This thesis investigates the way adults and children perceive speech. With adult listeners, the question was whether speech is perceived categorically (categorical speech perception). With children, the question was whether there are age-related differences between the weights assigned to acoustic cues that specify certain speech contrasts (cue-weighting).

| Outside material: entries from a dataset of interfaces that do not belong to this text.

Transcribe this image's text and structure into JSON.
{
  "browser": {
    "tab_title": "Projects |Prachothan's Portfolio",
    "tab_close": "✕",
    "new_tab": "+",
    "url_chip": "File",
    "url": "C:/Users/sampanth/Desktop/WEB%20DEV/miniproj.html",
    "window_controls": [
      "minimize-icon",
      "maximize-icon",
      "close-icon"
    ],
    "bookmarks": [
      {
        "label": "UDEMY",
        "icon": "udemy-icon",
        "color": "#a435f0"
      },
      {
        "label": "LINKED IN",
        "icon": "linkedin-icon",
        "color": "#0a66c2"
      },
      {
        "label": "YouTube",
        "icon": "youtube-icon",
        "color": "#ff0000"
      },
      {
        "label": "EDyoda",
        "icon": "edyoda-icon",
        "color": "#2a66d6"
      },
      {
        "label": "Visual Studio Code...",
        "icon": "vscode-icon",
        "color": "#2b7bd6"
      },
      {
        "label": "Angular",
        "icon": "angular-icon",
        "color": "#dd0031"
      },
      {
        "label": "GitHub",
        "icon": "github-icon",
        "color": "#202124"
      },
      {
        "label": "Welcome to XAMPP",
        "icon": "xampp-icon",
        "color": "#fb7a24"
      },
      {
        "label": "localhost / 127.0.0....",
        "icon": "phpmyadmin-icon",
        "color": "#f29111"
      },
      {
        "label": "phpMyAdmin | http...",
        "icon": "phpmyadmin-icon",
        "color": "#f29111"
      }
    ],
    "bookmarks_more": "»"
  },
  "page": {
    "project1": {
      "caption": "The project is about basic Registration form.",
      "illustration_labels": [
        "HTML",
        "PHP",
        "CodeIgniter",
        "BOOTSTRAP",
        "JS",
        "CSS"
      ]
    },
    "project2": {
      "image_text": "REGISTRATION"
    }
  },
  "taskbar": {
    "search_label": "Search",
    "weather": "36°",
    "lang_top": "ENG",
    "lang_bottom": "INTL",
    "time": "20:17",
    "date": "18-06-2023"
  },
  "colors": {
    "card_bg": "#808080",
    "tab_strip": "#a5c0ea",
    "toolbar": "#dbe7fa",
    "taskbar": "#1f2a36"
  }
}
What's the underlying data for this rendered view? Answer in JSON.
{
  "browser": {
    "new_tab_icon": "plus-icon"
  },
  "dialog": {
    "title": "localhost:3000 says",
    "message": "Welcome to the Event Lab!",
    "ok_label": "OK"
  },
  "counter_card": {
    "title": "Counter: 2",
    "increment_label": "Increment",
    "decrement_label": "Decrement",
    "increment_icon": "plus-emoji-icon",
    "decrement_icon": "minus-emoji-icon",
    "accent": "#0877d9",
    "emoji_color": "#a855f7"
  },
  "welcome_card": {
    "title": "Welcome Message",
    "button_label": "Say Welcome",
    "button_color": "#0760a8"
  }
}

One goal of this thesis was to test the categorical perception hypothesis. According to this hypothesis, the acquisition of the native phonological system changes listeners’ perception in such a way that they find it difficult to detect small differences between different realisations of the same phoneme, but relatively easy to detect equally small differences between realisations of two different phonemes. Several discrimination and classification experiments are described involving stimulus continua between vowels and between stop consonants. It is shown that categorical perception results are far from robust and that the degree of categorical perception is influenced by the discrimination task, the interstimulus interval, the listener, and the stimulus. Evidence is provided that listeners are perfectly capable of hearing small within-phoneme-category differences and thus that the acquisition of the phonological system does not have negative effects on the detection of differences between speech signals.
A second goal was to study the development of the perceptual integration of speech cues that specify a certain phoneme category. It was tested whether children of 4, 6, and 9 years old weight certain acoustic cues for stop consonants, fricatives, and vowels differently from adults. The results confirm earlier findings that children, especially the 4-year-olds, weigh certain speech cues more heavily, and other cues less heavily, than adults do. Children’s ability to adjust the weighting of specific cues in the variable acoustic signal provides further evidence against the idea that acoustic detail in the signal becomes less detectable as language develops.
This study is of interest to phoneticians and psycholinguists, as well as to researchers working in the field of experimental speech and language development.